He’s been in the food business for 30 years, working for large food manufacturers, a worldwide commodity board, and a dried fruit company. Now he’s a consultant to six food companies, supplying post-ready recipes to bloggers, and inviting them on tours and to attend trade shows as media.
He might take 80 bloggers on a four-day tour on behalf of a company or board, for example. In addition to their expenses, he pays bloggers a retainer ranging from $500 to $1100 per day. He hopes they will blog about the event and products under the “goodwill and consumer awareness” philosophy. (He can’t prove that bloggers drive sales, compared to, say, putting a coupon in a magazine.)
But working with bloggers is trying, he said. Here’s a list of his complaints:
1. They screw up perfectly good recipes. Every recipe published by a food company has to be tested by professional testers. Some bloggers change recipes we’ve given them, and then they’re wrong and don’t work.
2. They steal recipes. Some bloggers take recipes from company websites and use them word-for-word on their own sites without giving credit. One blogger did it so often we had to issue a cease and desist order.
3. They post our photos without permission. Food company websites are aimed at consumers. Sometimes the company works with photographers who limit the rights to use a photo only on the site. When bloggers steal those photos, they don’t have the right to use them, and the photographer can go after them.
4. When we invite them on a tour, bloggers don’t care about the company’s story. Some bloggers don’t care about the history of the company and its growth, or the growth of a particular product. They don’t care about the story behind the product. As a result, some food companies don’t want to work with bloggers, which makes my job harder.
5. Agents drive up our expenses. The big bloggers have agents, and we have to go through them. Agents are driving up the fees 20 to 30 percent. Sought-after bloggers have become too expensive and have eliminated themselves from the competition.
What do you think of this list? Do bloggers need a better understanding of how to work with companies and their brands? Or are his complaints unjustified?
* * *

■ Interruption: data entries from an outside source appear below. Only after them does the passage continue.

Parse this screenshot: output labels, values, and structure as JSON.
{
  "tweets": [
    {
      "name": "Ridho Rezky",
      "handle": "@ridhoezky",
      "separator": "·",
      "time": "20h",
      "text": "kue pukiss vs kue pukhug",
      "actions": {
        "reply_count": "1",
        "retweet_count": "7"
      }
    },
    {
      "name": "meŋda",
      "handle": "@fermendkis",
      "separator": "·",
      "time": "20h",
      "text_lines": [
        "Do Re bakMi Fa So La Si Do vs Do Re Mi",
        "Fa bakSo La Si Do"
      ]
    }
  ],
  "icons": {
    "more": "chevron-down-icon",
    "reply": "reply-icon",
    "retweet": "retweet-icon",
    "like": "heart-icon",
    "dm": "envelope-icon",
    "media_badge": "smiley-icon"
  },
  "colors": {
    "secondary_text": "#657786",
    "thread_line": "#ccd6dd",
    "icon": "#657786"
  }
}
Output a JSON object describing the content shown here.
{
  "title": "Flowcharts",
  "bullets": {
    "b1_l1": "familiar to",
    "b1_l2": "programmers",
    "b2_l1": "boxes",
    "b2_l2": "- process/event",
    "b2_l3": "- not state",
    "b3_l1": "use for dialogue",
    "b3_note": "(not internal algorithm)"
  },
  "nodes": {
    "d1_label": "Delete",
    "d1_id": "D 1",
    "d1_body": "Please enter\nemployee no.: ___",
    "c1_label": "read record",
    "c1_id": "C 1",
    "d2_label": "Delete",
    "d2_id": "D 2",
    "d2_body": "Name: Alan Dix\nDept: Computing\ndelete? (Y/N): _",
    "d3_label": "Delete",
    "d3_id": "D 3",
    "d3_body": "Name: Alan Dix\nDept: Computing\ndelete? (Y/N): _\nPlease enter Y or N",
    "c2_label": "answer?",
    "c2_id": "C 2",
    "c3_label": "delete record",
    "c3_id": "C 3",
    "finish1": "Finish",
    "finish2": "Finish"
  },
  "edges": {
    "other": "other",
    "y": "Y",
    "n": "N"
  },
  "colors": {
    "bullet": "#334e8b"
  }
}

You might also like:
- Q&A: Recipe Girl’s Lori Lange on Working with Brands
- 5 Dumb Reasons to Write About Products
- Are Food Bloggers Pushovers?
(Photo courtesy of FreePhotos.net.)